With these high populations of people with mental illnesses, one would think that the way society treats mental health would be considered a major issue. Yet only 41% of these people have received some kind of treatment to alleviate their symptoms. The problem with this percentage is how the rest of the 59% of people are left untreated and how it is very likely that those who receive treatment had to put in their own savings and money just to receive some form of treatment.
While the stigma contributes to this low percentage, the lack of resources from insurers also contributes to this problem. If financial aid and grants are available to a majority of the population, it can definitely help solve the mental health crisis present in the country. It can also help many individuals obtain the necessary treatment they need without consequences of personal debt or financial burden.
One of the things that possesses a great amount of power in a democratic country is the ability of its citizens to vote.
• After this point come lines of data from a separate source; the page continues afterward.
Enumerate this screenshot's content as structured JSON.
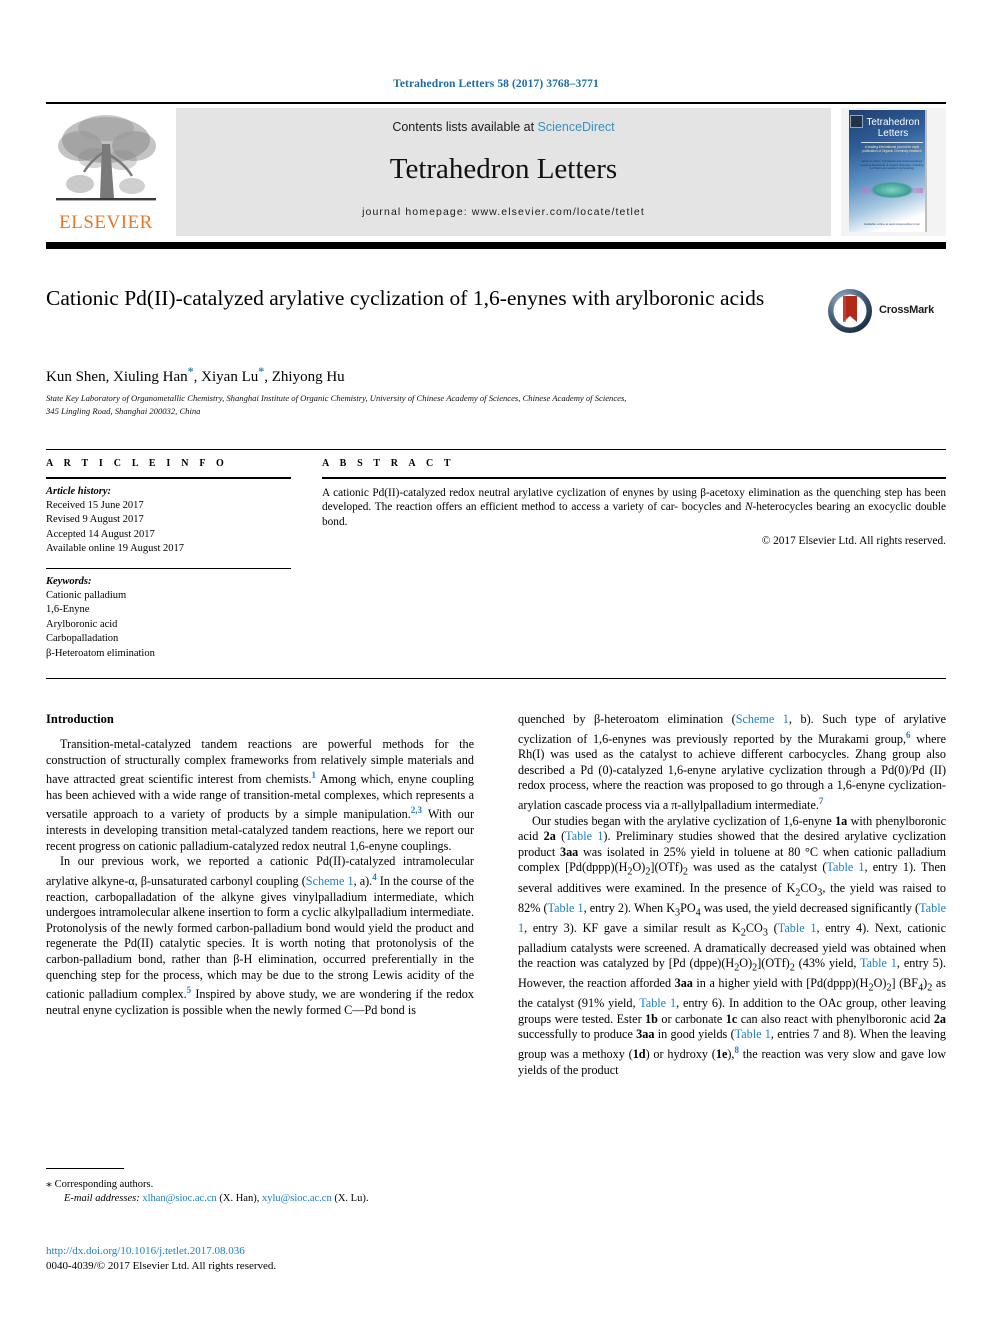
{
  "running_head": "Tetrahedron Letters 58 (2017) 3768–3771",
  "masthead": {
    "contents_prefix": "Contents lists available at ",
    "sciencedirect": "ScienceDirect",
    "journal_title": "Tetrahedron Letters",
    "homepage": "journal homepage: www.elsevier.com/locate/tetlet",
    "publisher": "ELSEVIER",
    "cover": {
      "title": "Tetrahedron Letters",
      "subtitle": "A leading international journal for rapid publication of Organic Chemistry research",
      "body": "Editor-in-Chief · Full papers and communications covering all aspects of organic chemistry, including synthesis and reaction methodology",
      "footer": "Available online at www.sciencedirect.com"
    }
  },
  "article": {
    "title": "Cationic Pd(II)-catalyzed arylative cyclization of 1,6-enynes with arylboronic acids",
    "authors_plain": "Kun Shen, Xiuling Han *, Xiyan Lu *, Zhiyong Hu",
    "authors": [
      {
        "name": "Kun Shen",
        "star": false
      },
      {
        "name": "Xiuling Han",
        "star": true
      },
      {
        "name": "Xiyan Lu",
        "star": true
      },
      {
        "name": "Zhiyong Hu",
        "star": false
      }
    ],
    "affiliation_line1": "State Key Laboratory of Organometallic Chemistry, Shanghai Institute of Organic Chemistry, University of Chinese Academy of Sciences, Chinese Academy of Sciences,",
    "affiliation_line2": "345 Lingling Road, Shanghai 200032, China",
    "crossmark_label": "CrossMark"
  },
  "article_info": {
    "heading": "A R T I C L E    I N F O",
    "history_label": "Article history:",
    "history": [
      "Received 15 June 2017",
      "Revised 9 August 2017",
      "Accepted 14 August 2017",
      "Available online 19 August 2017"
    ],
    "keywords_label": "Keywords:",
    "keywords": [
      "Cationic palladium",
      "1,6-Enyne",
      "Arylboronic acid",
      "Carbopalladation",
      "β-Heteroatom elimination"
    ]
  },
  "abstract": {
    "heading": "A B S T R A C T",
    "text": "A cationic Pd(II)-catalyzed redox neutral arylative cyclization of enynes by using β-acetoxy elimination as the quenching step has been developed. The reaction offers an efficient method to access a variety of carbocycles and N-heterocycles bearing an exocyclic double bond.",
    "copyright": "© 2017 Elsevier Ltd. All rights reserved."
  },
  "body": {
    "intro_heading": "Introduction",
    "left_paragraphs": [
      "Transition-metal-catalyzed tandem reactions are powerful methods for the construction of structurally complex frameworks from relatively simple materials and have attracted great scientific interest from chemists.1 Among which, enyne coupling has been achieved with a wide range of transition-metal complexes, which represents a versatile approach to a variety of products by a simple manipulation.2,3 With our interests in developing transition metal-catalyzed tandem reactions, here we report our recent progress on cationic palladium-catalyzed redox neutral 1,6-enyne couplings.",
      "In our previous work, we reported a cationic Pd(II)-catalyzed intramolecular arylative alkyne-α, β-unsaturated carbonyl coupling (Scheme 1, a).4 In the course of the reaction, carbopalladation of the alkyne gives vinylpalladium intermediate, which undergoes intramolecular alkene insertion to form a cyclic alkylpalladium intermediate. Protonolysis of the newly formed carbon-palladium bond would yield the product and regenerate the Pd(II) catalytic species. It is worth noting that protonolysis of the carbon-palladium bond, rather than β-H elimination, occurred preferentially in the quenching step for the process, which may be due to the strong Lewis acidity of the cationic palladium complex.5 Inspired by above study, we are wondering if the redox neutral enyne cyclization is possible when the newly formed C—Pd bond is"
    ],
    "right_paragraphs": [
      "quenched by β-heteroatom elimination (Scheme 1, b). Such type of arylative cyclization of 1,6-enynes was previously reported by the Murakami group,6 where Rh(I) was used as the catalyst to achieve different carbocycles. Zhang group also described a Pd (0)-catalyzed 1,6-enyne arylative cyclization through a Pd(0)/Pd (II) redox process, where the reaction was proposed to go through a 1,6-enyne cyclization-arylation cascade process via a π-allylpalladium intermediate.7",
      "Our studies began with the arylative cyclization of 1,6-enyne 1a with phenylboronic acid 2a (Table 1). Preliminary studies showed that the desired arylative cyclization product 3aa was isolated in 25% yield in toluene at 80 °C when cationic palladium complex [Pd(dppp)(H2O)2](OTf)2 was used as the catalyst (Table 1, entry 1). Then several additives were examined. In the presence of K2CO3, the yield was raised to 82% (Table 1, entry 2). When K3PO4 was used, the yield decreased significantly (Table 1, entry 3). KF gave a similar result as K2CO3 (Table 1, entry 4). Next, cationic palladium catalysts were screened. A dramatically decreased yield was obtained when the reaction was catalyzed by [Pd(dppe)(H2O)2](OTf)2 (43% yield, Table 1, entry 5). However, the reaction afforded 3aa in a higher yield with [Pd(dppp)(H2O)2](BF4)2 as the catalyst (91% yield, Table 1, entry 6). In addition to the OAc group, other leaving groups were tested. Ester 1b or carbonate 1c can also react with phenylboronic acid 2a successfully to produce 3aa in good yields (Table 1, entries 7 and 8). When the leaving group was a methoxy (1d) or hydroxy (1e),8 the reaction was very slow and gave low yields of the product"
    ]
  },
  "footnote": {
    "corresponding": "Corresponding authors.",
    "email_label": "E-mail addresses:",
    "email1": "xlhan@sioc.ac.cn",
    "email1_owner": "(X. Han)",
    "email2": "xylu@sioc.ac.cn",
    "email2_owner": "(X. Lu)."
  },
  "footer": {
    "doi": "http://dx.doi.org/10.1016/j.tetlet.2017.08.036",
    "issn_line": "0040-4039/© 2017 Elsevier Ltd. All rights reserved."
  },
  "colors": {
    "link": "#1a7fc1",
    "running_head": "#1a6ba8",
    "elsevier_orange": "#E87722",
    "masthead_bg": "#e4e4e4"
  }
}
If citizens advocate for more laws protecting the rights of people with mental illnesses and vote for such grants and financial aid to help treat mental conditions, they can alleviate this crisis. Voting for a law requiring all Medicare providers to provide for the needs of people with mental illnesses or full coverage of mental illness treatment is a definite solution to the problem. Additionally, special mental health programs in schools and colleges can educate students about the realities of mental health. These programs can also provide aid to students and give them access to people they can talk to about any recurring issues associated with their mental state. In the workplace, corporations and companies can also assign counselors who their workers could talk to whenever needed.
One can mitigate the stigma by being generally aware of the ramifications of various mental illnesses. If people try to understand and be compassionate, rather than judge and punish those with mental conditions, they can help reduce the harsh stigma they already suffer from society. Even a simple: “how are you really?” can make a significant change in the way society sees mental health.